Directions - Every line that includes the word "JSON" needs to be copied from the listing.

▶

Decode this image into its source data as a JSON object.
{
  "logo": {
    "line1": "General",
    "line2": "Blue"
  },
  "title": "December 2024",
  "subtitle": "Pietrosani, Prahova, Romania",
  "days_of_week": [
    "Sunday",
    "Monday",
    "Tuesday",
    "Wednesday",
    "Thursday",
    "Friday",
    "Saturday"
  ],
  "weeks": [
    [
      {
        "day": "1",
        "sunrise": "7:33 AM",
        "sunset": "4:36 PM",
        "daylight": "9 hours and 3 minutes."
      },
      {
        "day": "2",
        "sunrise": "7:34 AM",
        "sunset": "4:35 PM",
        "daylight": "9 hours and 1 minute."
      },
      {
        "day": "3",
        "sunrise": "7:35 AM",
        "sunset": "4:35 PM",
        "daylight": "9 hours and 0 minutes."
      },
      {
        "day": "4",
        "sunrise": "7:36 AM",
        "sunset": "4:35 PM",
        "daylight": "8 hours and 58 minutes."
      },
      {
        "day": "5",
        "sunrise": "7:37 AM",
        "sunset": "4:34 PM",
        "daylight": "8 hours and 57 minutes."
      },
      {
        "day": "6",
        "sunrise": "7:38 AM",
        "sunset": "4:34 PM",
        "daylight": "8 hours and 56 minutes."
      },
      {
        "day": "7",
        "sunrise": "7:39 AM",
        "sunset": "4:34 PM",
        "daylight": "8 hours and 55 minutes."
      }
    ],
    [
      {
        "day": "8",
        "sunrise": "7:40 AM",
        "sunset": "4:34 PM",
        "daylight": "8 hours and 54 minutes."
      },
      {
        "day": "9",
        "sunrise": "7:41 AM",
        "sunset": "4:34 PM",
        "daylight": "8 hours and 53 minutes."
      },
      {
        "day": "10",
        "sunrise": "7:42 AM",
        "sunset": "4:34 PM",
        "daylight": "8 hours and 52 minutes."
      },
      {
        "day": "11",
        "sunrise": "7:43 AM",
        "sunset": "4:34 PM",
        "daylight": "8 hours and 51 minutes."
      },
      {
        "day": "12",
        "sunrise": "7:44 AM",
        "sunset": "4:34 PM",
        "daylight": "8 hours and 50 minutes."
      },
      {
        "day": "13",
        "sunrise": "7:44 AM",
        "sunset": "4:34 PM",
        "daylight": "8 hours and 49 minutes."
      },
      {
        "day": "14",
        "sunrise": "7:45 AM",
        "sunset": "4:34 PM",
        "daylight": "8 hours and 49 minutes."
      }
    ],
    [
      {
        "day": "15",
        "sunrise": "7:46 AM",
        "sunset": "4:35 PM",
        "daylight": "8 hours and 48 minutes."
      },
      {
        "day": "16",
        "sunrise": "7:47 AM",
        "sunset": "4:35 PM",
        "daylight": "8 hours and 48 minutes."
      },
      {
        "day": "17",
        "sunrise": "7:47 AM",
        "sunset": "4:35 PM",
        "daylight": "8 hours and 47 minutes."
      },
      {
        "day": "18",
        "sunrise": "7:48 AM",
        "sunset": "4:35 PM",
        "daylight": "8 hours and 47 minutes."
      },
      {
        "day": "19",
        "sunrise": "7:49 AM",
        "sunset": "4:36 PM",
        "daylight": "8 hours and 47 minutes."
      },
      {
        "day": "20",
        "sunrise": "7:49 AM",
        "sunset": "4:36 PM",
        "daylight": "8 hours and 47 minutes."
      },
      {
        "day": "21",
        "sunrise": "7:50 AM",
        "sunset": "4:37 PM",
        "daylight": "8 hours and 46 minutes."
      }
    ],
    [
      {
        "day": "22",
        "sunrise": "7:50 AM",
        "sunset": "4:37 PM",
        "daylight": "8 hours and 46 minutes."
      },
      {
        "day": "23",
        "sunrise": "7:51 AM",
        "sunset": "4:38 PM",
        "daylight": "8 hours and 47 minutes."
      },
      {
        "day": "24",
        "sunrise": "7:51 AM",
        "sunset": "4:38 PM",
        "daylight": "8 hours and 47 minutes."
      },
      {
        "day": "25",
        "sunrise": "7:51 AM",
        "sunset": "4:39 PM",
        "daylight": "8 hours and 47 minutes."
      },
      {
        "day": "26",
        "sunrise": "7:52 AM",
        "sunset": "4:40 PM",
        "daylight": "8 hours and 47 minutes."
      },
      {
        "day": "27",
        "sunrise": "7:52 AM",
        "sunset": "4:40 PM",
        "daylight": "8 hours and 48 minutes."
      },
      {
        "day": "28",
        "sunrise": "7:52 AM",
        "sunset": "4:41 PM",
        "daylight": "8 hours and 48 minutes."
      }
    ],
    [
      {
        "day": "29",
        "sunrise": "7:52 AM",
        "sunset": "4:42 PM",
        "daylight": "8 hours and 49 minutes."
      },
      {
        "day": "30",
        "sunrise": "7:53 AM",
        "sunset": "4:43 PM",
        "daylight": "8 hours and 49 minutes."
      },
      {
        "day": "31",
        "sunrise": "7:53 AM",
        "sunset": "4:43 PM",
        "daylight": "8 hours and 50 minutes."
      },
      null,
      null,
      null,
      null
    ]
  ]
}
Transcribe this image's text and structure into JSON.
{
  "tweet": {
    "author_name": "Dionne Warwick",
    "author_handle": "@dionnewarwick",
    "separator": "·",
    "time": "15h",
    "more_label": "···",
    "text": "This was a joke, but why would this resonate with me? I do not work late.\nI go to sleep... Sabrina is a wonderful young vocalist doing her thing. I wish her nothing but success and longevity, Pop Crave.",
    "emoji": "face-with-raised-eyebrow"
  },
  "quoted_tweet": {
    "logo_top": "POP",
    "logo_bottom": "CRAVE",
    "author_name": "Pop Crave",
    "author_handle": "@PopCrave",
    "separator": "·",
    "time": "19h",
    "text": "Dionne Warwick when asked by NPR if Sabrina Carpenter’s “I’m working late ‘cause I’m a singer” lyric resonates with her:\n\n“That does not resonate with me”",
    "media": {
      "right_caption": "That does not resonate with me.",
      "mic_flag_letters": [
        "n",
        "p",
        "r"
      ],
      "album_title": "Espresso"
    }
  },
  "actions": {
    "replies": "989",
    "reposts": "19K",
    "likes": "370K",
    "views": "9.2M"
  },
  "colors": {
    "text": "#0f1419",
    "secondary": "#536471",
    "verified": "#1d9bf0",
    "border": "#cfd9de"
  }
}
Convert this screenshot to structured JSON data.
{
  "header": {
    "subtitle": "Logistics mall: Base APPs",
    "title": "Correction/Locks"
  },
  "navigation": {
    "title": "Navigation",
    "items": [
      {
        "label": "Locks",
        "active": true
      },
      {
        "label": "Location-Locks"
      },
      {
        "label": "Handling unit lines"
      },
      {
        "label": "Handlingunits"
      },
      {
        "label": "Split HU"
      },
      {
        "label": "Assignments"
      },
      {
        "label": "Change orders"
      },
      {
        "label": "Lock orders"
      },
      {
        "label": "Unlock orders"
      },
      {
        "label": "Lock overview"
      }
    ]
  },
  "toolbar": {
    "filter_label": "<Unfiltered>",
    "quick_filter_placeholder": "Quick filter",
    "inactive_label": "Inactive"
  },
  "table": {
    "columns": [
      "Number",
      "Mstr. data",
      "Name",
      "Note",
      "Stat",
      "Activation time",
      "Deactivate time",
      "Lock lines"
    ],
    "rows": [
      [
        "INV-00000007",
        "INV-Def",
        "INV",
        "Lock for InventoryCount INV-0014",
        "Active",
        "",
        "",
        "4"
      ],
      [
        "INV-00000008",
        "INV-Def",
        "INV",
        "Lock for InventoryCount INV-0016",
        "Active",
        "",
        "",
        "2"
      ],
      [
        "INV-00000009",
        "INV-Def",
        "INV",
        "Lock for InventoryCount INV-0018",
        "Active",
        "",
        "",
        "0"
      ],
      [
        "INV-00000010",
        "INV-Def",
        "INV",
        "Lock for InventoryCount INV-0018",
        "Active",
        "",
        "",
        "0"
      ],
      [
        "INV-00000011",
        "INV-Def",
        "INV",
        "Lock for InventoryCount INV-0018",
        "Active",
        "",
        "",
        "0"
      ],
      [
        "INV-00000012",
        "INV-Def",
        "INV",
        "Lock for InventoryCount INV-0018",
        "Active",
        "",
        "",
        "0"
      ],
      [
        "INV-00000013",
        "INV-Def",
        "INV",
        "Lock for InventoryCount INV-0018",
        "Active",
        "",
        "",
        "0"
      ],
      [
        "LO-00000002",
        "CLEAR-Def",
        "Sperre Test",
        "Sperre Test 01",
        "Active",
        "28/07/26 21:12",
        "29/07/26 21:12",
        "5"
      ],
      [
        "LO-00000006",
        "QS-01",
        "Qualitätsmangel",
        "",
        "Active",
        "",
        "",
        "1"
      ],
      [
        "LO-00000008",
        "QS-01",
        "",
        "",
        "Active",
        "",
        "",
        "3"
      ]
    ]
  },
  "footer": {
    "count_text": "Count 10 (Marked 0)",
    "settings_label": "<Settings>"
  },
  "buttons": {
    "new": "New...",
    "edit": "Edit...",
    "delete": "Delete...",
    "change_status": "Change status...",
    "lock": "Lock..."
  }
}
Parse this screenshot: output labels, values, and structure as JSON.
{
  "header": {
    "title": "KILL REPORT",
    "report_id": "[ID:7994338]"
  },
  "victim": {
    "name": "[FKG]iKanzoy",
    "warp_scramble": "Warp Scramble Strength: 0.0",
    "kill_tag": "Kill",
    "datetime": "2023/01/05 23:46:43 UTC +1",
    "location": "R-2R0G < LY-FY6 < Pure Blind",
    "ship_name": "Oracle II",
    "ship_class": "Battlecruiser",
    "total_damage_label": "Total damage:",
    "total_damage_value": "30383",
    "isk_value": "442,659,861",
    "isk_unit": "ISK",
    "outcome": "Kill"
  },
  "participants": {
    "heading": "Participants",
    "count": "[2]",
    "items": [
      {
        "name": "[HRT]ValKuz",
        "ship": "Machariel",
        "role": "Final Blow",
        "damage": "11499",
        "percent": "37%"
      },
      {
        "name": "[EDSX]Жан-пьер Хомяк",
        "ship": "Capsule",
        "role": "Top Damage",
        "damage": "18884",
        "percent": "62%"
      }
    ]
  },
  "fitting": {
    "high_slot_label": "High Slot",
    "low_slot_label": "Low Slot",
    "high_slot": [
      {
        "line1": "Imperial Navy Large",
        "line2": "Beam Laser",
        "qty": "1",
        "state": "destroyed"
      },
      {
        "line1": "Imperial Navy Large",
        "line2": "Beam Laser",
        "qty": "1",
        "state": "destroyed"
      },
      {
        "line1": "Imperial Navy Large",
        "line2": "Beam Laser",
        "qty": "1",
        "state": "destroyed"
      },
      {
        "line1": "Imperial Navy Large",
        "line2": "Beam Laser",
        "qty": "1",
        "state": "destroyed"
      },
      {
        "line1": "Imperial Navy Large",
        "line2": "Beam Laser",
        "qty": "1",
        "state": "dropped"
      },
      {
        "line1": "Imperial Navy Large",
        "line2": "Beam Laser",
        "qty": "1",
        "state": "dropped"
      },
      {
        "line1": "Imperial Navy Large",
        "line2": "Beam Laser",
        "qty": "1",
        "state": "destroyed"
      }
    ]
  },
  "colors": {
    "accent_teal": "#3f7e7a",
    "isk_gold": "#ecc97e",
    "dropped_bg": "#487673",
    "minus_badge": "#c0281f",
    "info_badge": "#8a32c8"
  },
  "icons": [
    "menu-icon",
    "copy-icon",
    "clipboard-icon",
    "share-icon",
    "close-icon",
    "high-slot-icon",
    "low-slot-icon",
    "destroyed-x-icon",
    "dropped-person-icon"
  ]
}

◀

Finished exercise -
Decode this image into its source data as a JSON object.
Transcribe this image's text and structure into JSON.
Convert this screenshot to structured JSON data.
Parse this screenshot: output labels, values, and structure as JSON.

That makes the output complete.